When players talk about "limit poker" (also called "fixed limit") they refer to a style of betting where the bets are of a specified size. For instance, a draw poker game may have limits of "$2/$4", meaning that before the draw, all bets go in increments of $2: The first player bets $2, the second player raises $2 to $4, the third player raises $2 to $6, etc. After the draw, the bets have doubled to $4: First player bets $4, the second player raises $4 to $8, and so on. Every bet must be precisely $2 before the draw, and precisely $4 after the draw, not more and not less. The only exception occurs when someone is all-in, at which point other rules kick in for what happens - these rules are/can be different for different cardrooms, so that's typically something you need to investigate yourself. The basic principle is that a side-pot is created that the remaining players (that are not all-in) will compete for.
In a fixed limit game, one talks about "small bets" and "big bets" when referring to the different bet sizes, online often written as "SB" and "BB" (and they both cause some confusion as they share acronyms with the Small Blind and Big Blind respectively - be aware of that).
For hold 'em - where there are four betting rounds - a $5/$10 limit game the structure means that the first two betting rounds with small bets (preflop and flop) are in increments of $5, and the final two with big bets (turn and river) are in increments of $10. Different real money poker sites (and casinos, for that matter) have different rules regarding the maximum number of bets that can go in on any round, but the norm is 4. This means that the most you can possibly lose in one hand of $.50/$1 limit hold'em with four bets maximum per round is 4SB + 4SB + 4BB + 4BB, or $2 + $2 + $4 + $4 = $12. The way this limits the potential losses is what makes many feel that limit is "safer." Don't let this fool you, though - learning how to perfect your limit game is a never-ending process, just as it is with no-limit or pot-limit. The skill sets are different, but anyone saying that limit takes no skill is likely just frustrated from running bad. Some sites have special rules for betting when the hand becomes heads-up: they don't have a cap for how many bets can go in. So heads-up on the river two people may (at these sites) raise and re-raise each other until one of them is all-in. Of course, either of the players can stop raising and just call at any point they like. This type of non-cap is not the norm, however, but it may be good to be aware of (as a sidenote, the primary reason it is only allowed when the pot becomes heads-up is because it makes it impossible to use as a tool for colluders, or people who team up and try to bet and raise a better hand out of the pot - and splitting the profits. This type of play is of course cheating, and colluders will be dealt with harshly).
The options at a limit poker table: Fold, call or raise.
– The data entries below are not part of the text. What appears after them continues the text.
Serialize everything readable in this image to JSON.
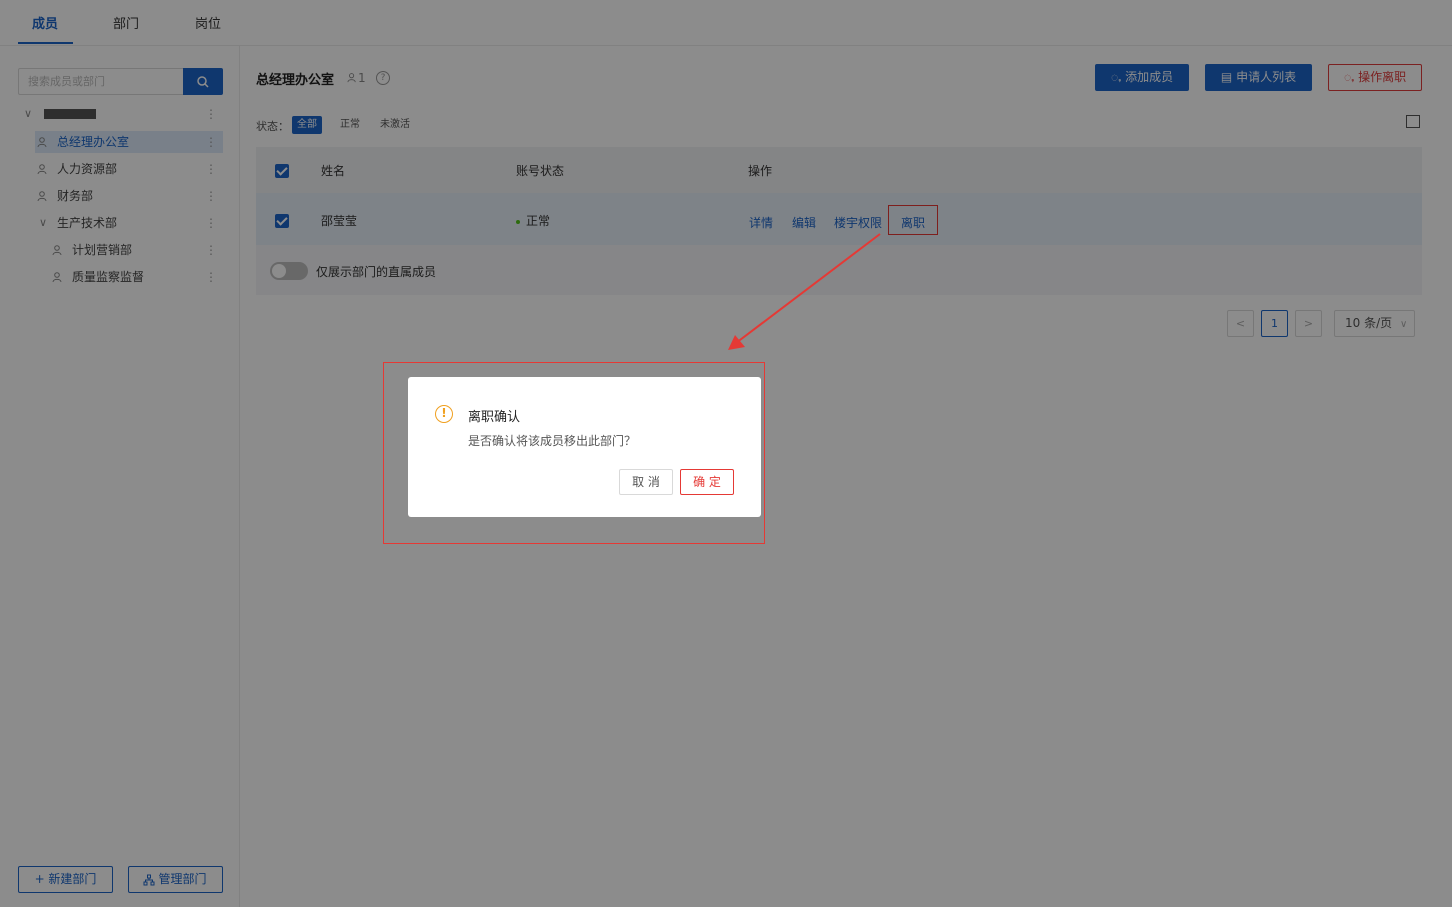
{
  "tabs": [
    {
      "label": "成员",
      "active": true
    },
    {
      "label": "部门"
    },
    {
      "label": "岗位"
    }
  ],
  "sidebar": {
    "search_placeholder": "搜索成员或部门",
    "tree": [
      {
        "label": "总经理办公室",
        "selected": true
      },
      {
        "label": "人力资源部"
      },
      {
        "label": "财务部"
      },
      {
        "label": "生产技术部"
      },
      {
        "label": "计划营销部"
      },
      {
        "label": "质量监察监督"
      }
    ],
    "new_dept_label": "+ 新建部门",
    "manage_dept_label": "管理部门"
  },
  "main": {
    "dept_title": "总经理办公室",
    "dept_count": "1",
    "buttons": {
      "add_member": "添加成员",
      "applicant_list": "申请人列表",
      "operate_resign": "操作离职"
    },
    "status_label": "状态：",
    "status_options": [
      "全部",
      "正常",
      "未激活"
    ],
    "table": {
      "headers": [
        "姓名",
        "账号状态",
        "操作"
      ],
      "rows": [
        {
          "name": "邵莹莹",
          "status": "正常",
          "ops": [
            "详情",
            "编辑",
            "楼宇权限",
            "离职"
          ]
        }
      ],
      "direct_only_label": "仅展示部门的直属成员"
    },
    "pagination": {
      "current": "1",
      "prev": "<",
      "next": ">",
      "page_size": "10 条/页"
    }
  },
  "dialog": {
    "title": "离职确认",
    "message": "是否确认将该成员移出此部门？",
    "cancel": "取 消",
    "ok": "确 定"
  },
  "colors": {
    "primary": "#1c64c8",
    "danger": "#e53935",
    "warning": "#f0a020",
    "success": "#52c41a"
  },
  "icons": [
    "search-icon",
    "person-icon",
    "help-icon",
    "column-setting-icon",
    "warning-icon",
    "org-icon"
  ]
}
For learning the basics of the game of poker, limit is almost always the best way to start. Contrary to what you may think, however, I don't recommend beginners to start with limit because the losses are limited (make no mistake - you can go bust at a limit table as well, and there are plenty of sharks around who would love to help you with that). No, I recommend to start with limit because it gives you a chance to focus on game rather than trying to figure out how much to bet. In limit, you only need to ask yourself "what" to do, and not worry about "how much." The concepts of pot odds and implied odds, for instance, are important in all forms of poker, but are much easier to practise calculating in a limit game.
Don't make the mistake of thinking that limit is a simple game, because of this. Learning the finer points of the game requries a lot of studying and a lot of practise. Fortunately, limit is one of the few areas of poker where there - at the time of writing - are a lot of great books available. This is sadly not the case for pot-limit and no-limit, where the focus (for some reason) seems to be with tournaments rather than cash games. See the studying section for some tips on books to pick up.